Notes: The carbon dioxide absorber array is mounted on a bracket attached to the left side of the cabinet, below the oxygen monitor; From top to bottom, the array consists of an inspiratory pop-off valve, two gauge components, and to the left of these, the NAD /AV Absorber itself; The component directly below the inspiratory valve has two needle gauges; The larger of these two gauges is marked: “vol/min [new line] Dräger [new line] 100, 200, ml, 300, 400, 500, 600, 700, 800, 900”; The smaller, inset gauge is marked, from left to right: “10, 15, 5, liter”; Below this is another gauge marked, from left to right: “-20, -10, 0, 10, 20, 30, 40, 50, 60, 70, 80 [new line] cmH2O”; The absorber consists of two stacked clear plastic cylinders; An inspiratory pop-off valve is mounted on top of the upper cylinder;

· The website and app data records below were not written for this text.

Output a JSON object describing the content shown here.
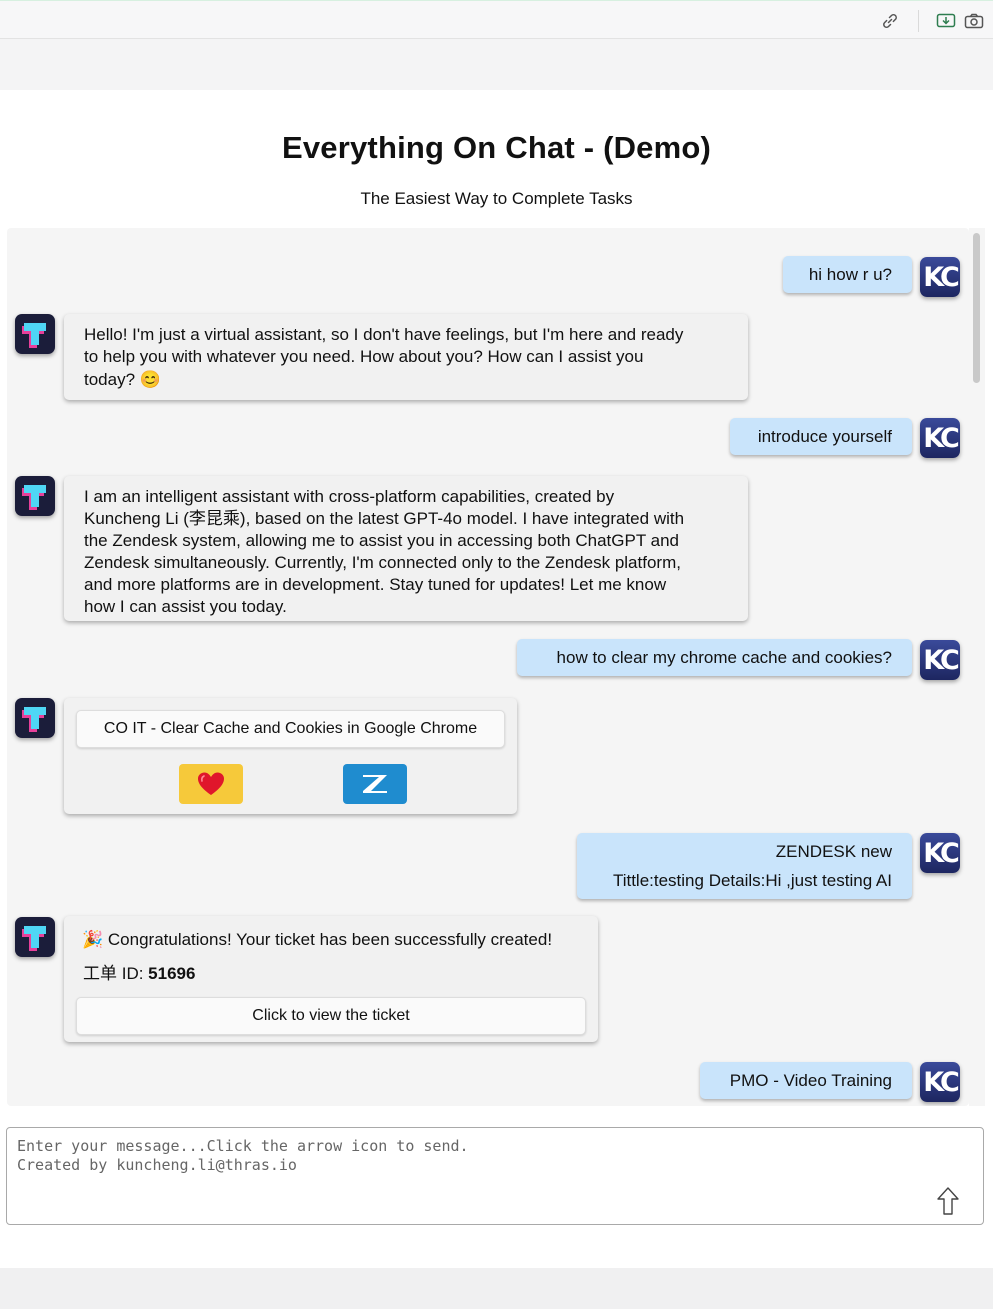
{
  "toolbar": {
    "icons": [
      "link-icon",
      "download-image-icon",
      "camera-icon"
    ]
  },
  "header": {
    "title": "Everything On Chat - (Demo)",
    "subtitle": "The Easiest Way to Complete Tasks"
  },
  "user_avatar_initials": "KC",
  "messages": {
    "m1": {
      "from": "user",
      "text": "hi how r u?"
    },
    "m2": {
      "from": "bot",
      "lines": [
        "Hello! I'm just a virtual assistant, so I don't have feelings, but I'm here and ready",
        "to help you with whatever you need. How about you? How can I assist you",
        "today? 😊"
      ]
    },
    "m3": {
      "from": "user",
      "text": "introduce yourself"
    },
    "m4": {
      "from": "bot",
      "lines": [
        "I am an intelligent assistant with cross-platform capabilities, created by",
        "Kuncheng Li (李昆乘), based on the latest GPT-4o model. I have integrated with",
        "the Zendesk system, allowing me to assist you in accessing both ChatGPT and",
        "Zendesk simultaneously. Currently, I'm connected only to the Zendesk platform,",
        "and more platforms are in development. Stay tuned for updates! Let me know",
        "how I can assist you today."
      ]
    },
    "m5": {
      "from": "user",
      "text": "how to clear my chrome cache and cookies?"
    },
    "m6": {
      "from": "bot",
      "card_title": "CO IT - Clear Cache and Cookies in Google Chrome",
      "buttons": [
        "heart-icon",
        "zendesk-icon"
      ]
    },
    "m7": {
      "from": "user",
      "line1": "ZENDESK new",
      "line2": "Tittle:testing Details:Hi ,just testing AI"
    },
    "m8": {
      "from": "bot",
      "congrats": "🎉 Congratulations! Your ticket has been successfully created!",
      "id_label": "工单 ID: ",
      "id_value": "51696",
      "view_button": "Click to view the ticket"
    },
    "m9": {
      "from": "user",
      "text": "PMO - Video Training"
    }
  },
  "composer": {
    "placeholder": "Enter your message...Click the arrow icon to send.\nCreated by kuncheng.li@thras.io",
    "send_icon": "arrow-up-icon"
  }
}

A bank of additional controls is mounted above the flowmeter bank and extending to the right; The bank has a stainless steel lid; The bank is marked: “NARKOMED 2 [new line] NORTH AMERICAN DRÄGER”; This bank holds six components; From left to right, these components are: a dial marked “60 SEC ALARM DELAY [new line] ON [new line] OFF”, a dial marked (from left to right) “L, M, H, FLOW”, a knurled knob marked “FLOW”, a knurled knob marked “PRESSURE LIMIT [new line] cm H2O [new line] PUSH TO TURN”, an analog counter marked “FREQUENCY”, and a second analog counter marked “1:1 RATIO”; On top of this bank, there is a stainless steel shelf intended to hold additional monitors;
Below this upper bank, and extending to the right of the flowmeters, a back bar holds three Dräger Vapor 19.1 vaporizers, for halothane, enflurane and isoflurane, respectively; An electrical cord integrated into the right side of the upper bank of controls; This cord is XXXX in length, including the plug; A bracket serves to hold the cord when not in use;

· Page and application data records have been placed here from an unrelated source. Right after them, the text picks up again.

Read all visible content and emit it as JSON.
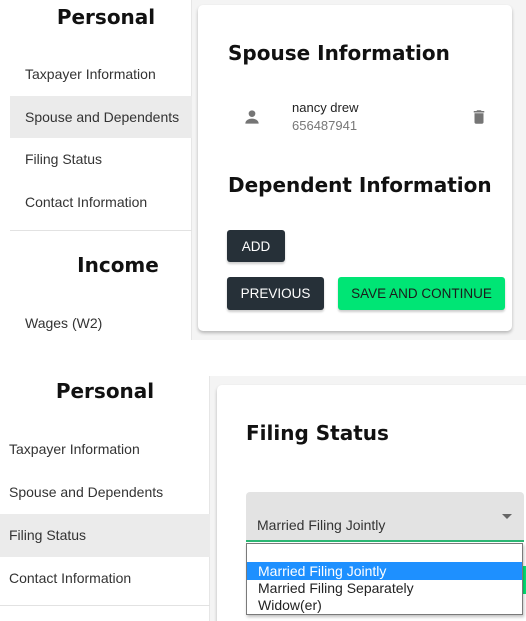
{
  "top_screen": {
    "sidebar": {
      "sections": [
        {
          "heading": "Personal",
          "items": [
            {
              "label": "Taxpayer Information",
              "active": false
            },
            {
              "label": "Spouse and Dependents",
              "active": true
            },
            {
              "label": "Filing Status",
              "active": false
            },
            {
              "label": "Contact Information",
              "active": false
            }
          ]
        },
        {
          "heading": "Income",
          "items": [
            {
              "label": "Wages (W2)",
              "active": false
            }
          ]
        }
      ]
    },
    "main": {
      "spouse_title": "Spouse Information",
      "spouse": {
        "name": "nancy drew",
        "ssn": "656487941",
        "icon": "person-icon",
        "delete_icon": "trash-icon"
      },
      "dependent_title": "Dependent Information",
      "add_label": "Add",
      "previous_label": "Previous",
      "save_label": "Save and Continue"
    }
  },
  "bottom_screen": {
    "sidebar": {
      "heading": "Personal",
      "items": [
        {
          "label": "Taxpayer Information",
          "active": false
        },
        {
          "label": "Spouse and Dependents",
          "active": false
        },
        {
          "label": "Filing Status",
          "active": true
        },
        {
          "label": "Contact Information",
          "active": false
        }
      ]
    },
    "main": {
      "title": "Filing Status",
      "select": {
        "value": "Married Filing Jointly",
        "options": [
          "",
          "Married Filing Jointly",
          "Married Filing Separately",
          "Widow(er)"
        ],
        "highlighted": "Married Filing Jointly"
      }
    }
  },
  "colors": {
    "dark_button": "#263038",
    "green_button": "#00e575",
    "active_nav": "#ebebeb",
    "select_focus_underline": "#2bb673",
    "option_highlight": "#1e90ff"
  }
}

A plate mounted on the left rear leg of the machine reads: “NORTH AMERICAN DRÄGER [new line] 148 B QUARRY ROAD [new line] TELFORD, PA 18969 USA” [new line] MODEL: NARKOMED II [new line] SERIAL NO. 22220″.
Note Type: Reproduction

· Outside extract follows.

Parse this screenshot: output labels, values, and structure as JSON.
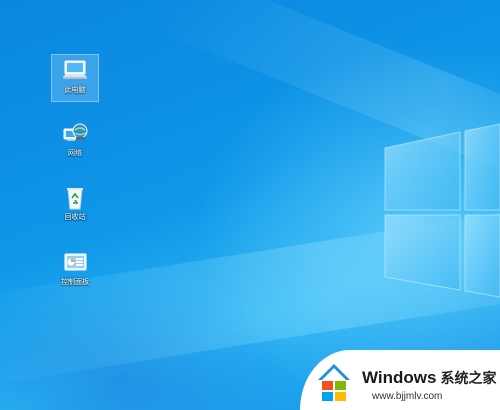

Notes: Photographed by Mr. Steve Donisch, June 21, 2017.
Note Type: Acquisition
Notes: Gift of Sys Trier Morch, daughter of the inventor.
Note Type: Historical
Notes: North American Dräger (NAD) was founded in 1968 by engineer Peter J. Schreiber and two partners in rural Telford, Pennsylvania, with financial backing from the West German company, Dräger. Before immigrating to the U.S. in 1966, Schreiber designed anesthesia equipment for Dräger. The first products made by NAD were veterinary anesthesia machines; the company also sold equipment made by Dräger. In 1972 NAD introduced the first of its own line of anesthesia machines for human patients, the Narkomed Anesthesia System (later called the Narkomed 1.) These machines incorporated Dräger components.
Two more NAD machine models followed the Narkomed 1 before the Narkomed 2 was introduced. The cataloger found descriptions of the Narkomed 2 dating from 1979 to 1984. It boasted numerous safety features as standard equipment. These included a battery test, oxygen supply alarm, oxygen flow rate monitor, respiratory monitor, minimum ventilation pressure alarm, continuing ventilation pressure alarm, sub-atmospheric pressure alarm, and high pressure alarm. The succeeding model, the Narkomed 2A, was introduced in 1982.
Mr. Schreiber became a driving force for the advancement of anesthesia machine design and patient safety. In addition to his patents, Schreiber authored papers in peer-reviewed journals as well as books on anesthesia machine design and safety. He was a member of the Anesthesia Patient Safety Foundation (APSF) from its inception in 1985, and served on its board in 1998. In 2004, the Society for Technology in Anesthesia awarded him the J. S. Gravenstein Award for lifetime achievement in that field.
Note Type: Exhibition
Notes: Selected for the WLM website.